By Sr Bernadette Mary Reis, fsp
Pope Francis used the Gospel of the day (Matthew 5:20-26) as the point of departure for his homily on Thursday morning during Mass at Casa Santa Marta. He said that Jesus desires “radical” reconciliation.
The Pope said that Jesus uses human wisdom in reasoning with the disciples. In order to drive home his teaching regarding loving relationships, the Lord uses an “every-day example…the problem of insults”.
Pope Francis smiled as he said that the list of insults Jesus cites are ancient. Jesus tells us that insults “open up a path that ends in murder”. We disqualify others through insults. They rob people of their respectability. By insulting people we silence them, we take away their voice, he said.
Insults leads to envy
Insults are so dangerous because they lead to envy, which is how the devil entered the world according to the Book of Wisdom, the Pope said. “When another person does something I don’t like … or when someone threatens me, envy pushes me to insult them”.
Pope Francis said it is good to ask ourselves:
Have I insulted anyone today? When do I use insults? When do I close my heart to another with an insult? Can I see the bitter root of envy there that pushes me to desire the destruction of another in order to avoid competition, rivalry, that type of thing. It’s not easy. But let’s think how beautiful it would be if we never insulted others.
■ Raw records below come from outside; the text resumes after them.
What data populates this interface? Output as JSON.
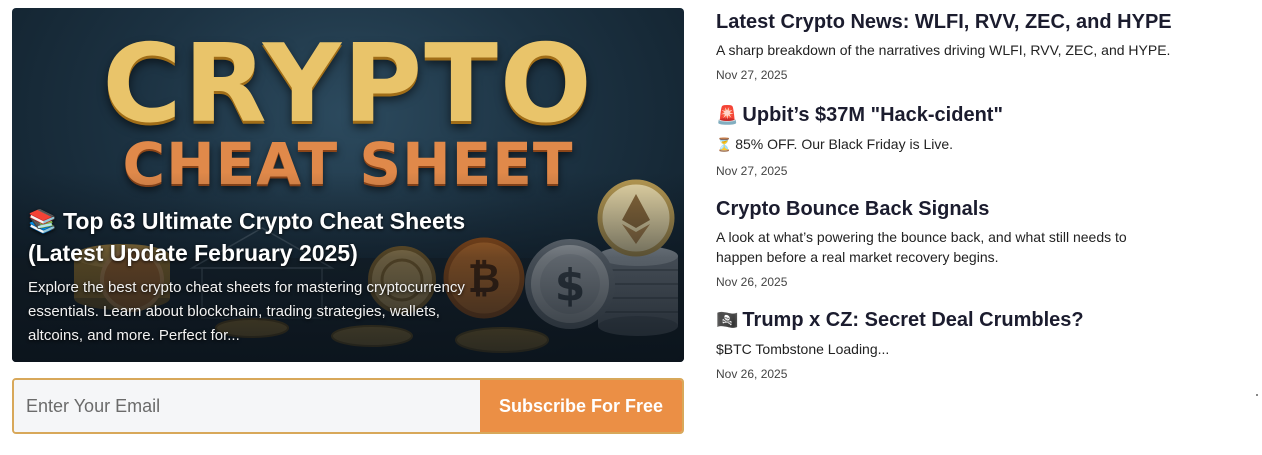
{
  "feature": {
    "hero_line1": "CRYPTO",
    "hero_line2": "CHEAT SHEET",
    "title_emoji": "📚",
    "title": "Top 63 Ultimate Crypto Cheat Sheets (Latest Update February 2025)",
    "description": "Explore the best crypto cheat sheets for mastering cryptocurrency essentials. Learn about blockchain, trading strategies, wallets, altcoins, and more. Perfect for..."
  },
  "subscribe": {
    "placeholder": "Enter Your Email",
    "button_label": "Subscribe For Free",
    "accent": "#eb8f45"
  },
  "news": [
    {
      "title_emoji": "",
      "title": "Latest Crypto News: WLFI, RVV, ZEC, and HYPE",
      "summary_emoji": "",
      "summary": "A sharp breakdown of the narratives driving WLFI, RVV, ZEC, and HYPE.",
      "date": "Nov 27, 2025"
    },
    {
      "title_emoji": "🚨",
      "title": "Upbit’s $37M \"Hack-cident\"",
      "summary_emoji": "⏳",
      "summary": "85% OFF. Our Black Friday is Live.",
      "date": "Nov 27, 2025"
    },
    {
      "title_emoji": "",
      "title": "Crypto Bounce Back Signals",
      "summary_emoji": "",
      "summary": "A look at what’s powering the bounce back, and what still needs to happen before a real market recovery begins.",
      "date": "Nov 26, 2025"
    },
    {
      "title_emoji": "🏴‍☠️",
      "title": "Trump x CZ: Secret Deal Crumbles?",
      "summary_emoji": "",
      "summary": "$BTC Tombstone Loading...",
      "date": "Nov 26, 2025"
    }
  ]
}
May the Lord grant us this grace.
Jesus halts the process
Jesus wants us to stop this dynamic, Pope Francis said concluding his homily.
When you go to Mass and you are aware that one of your brothers has something against you, go and reconcile yourself… Jesus is that radical. Reconciliation is not the same as good manners. No, it’s a radical attitude, one that tries to respect the dignity of others as well as my own. From insult to reconciliation, from envy to friendship—this is the example that Jesus gives us today.